• _Directions_
Note each line in the data holding the string "SPORTIVE" and report it.

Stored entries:
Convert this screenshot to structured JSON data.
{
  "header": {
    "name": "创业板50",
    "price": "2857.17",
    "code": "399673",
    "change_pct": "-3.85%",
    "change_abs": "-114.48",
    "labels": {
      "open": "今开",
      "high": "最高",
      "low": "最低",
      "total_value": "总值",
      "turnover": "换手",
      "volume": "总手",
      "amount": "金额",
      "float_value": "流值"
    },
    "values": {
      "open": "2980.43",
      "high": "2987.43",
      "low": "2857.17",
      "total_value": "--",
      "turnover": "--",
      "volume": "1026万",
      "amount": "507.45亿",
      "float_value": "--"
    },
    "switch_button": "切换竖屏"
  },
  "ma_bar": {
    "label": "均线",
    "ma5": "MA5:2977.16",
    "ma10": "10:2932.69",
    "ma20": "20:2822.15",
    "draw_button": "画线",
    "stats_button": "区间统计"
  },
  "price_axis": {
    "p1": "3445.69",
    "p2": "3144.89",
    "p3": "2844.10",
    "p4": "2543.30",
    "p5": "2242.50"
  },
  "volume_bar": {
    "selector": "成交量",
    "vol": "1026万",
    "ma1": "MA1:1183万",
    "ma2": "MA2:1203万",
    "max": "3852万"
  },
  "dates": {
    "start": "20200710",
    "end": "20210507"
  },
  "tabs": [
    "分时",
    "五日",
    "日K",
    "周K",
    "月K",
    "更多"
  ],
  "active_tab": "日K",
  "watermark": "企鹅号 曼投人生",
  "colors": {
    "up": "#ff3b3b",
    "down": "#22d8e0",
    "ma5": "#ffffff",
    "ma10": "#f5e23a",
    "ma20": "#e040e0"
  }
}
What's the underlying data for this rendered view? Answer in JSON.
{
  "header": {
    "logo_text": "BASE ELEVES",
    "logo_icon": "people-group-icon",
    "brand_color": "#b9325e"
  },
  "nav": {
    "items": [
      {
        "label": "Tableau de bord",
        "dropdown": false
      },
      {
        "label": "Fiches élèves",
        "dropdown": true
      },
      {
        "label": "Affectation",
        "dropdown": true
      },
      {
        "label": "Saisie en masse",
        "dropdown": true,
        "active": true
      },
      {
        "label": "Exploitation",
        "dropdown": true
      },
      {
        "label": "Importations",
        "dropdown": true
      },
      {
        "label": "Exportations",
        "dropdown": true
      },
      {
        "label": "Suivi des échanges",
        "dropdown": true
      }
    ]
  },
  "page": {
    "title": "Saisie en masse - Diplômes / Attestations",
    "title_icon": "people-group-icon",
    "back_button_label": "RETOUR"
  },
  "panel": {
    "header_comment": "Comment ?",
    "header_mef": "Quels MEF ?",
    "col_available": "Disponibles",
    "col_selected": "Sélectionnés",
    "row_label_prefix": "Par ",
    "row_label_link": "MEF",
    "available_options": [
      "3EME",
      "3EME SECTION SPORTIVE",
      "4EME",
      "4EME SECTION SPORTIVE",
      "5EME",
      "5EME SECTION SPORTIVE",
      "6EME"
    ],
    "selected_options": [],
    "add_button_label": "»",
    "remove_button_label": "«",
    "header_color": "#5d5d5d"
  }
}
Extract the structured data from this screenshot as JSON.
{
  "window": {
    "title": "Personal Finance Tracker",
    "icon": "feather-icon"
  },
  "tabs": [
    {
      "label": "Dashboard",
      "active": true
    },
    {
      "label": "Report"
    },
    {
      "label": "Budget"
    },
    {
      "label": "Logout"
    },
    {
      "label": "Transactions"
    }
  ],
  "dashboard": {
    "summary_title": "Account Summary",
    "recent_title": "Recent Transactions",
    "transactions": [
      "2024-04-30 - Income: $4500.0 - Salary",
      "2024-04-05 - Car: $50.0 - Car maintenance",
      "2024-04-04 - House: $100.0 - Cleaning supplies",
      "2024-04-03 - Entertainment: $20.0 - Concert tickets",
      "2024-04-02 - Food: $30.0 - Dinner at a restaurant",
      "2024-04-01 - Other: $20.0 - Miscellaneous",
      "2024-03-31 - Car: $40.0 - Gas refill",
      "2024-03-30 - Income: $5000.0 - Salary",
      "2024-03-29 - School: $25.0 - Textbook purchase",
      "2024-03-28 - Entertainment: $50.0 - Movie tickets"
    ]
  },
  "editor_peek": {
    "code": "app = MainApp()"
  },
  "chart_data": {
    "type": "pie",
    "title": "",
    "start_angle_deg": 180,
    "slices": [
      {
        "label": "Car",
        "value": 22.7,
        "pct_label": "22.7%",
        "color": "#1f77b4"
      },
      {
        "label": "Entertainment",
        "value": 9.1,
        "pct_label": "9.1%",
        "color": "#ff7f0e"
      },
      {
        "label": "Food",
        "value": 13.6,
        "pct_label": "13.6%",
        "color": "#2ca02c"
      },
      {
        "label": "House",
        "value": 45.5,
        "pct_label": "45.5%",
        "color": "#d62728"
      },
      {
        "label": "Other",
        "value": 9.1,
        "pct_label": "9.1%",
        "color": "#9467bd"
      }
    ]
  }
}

• _Answer to this task_
      "3EME SECTION SPORTIVE",
      "4EME SECTION SPORTIVE",
      "5EME SECTION SPORTIVE",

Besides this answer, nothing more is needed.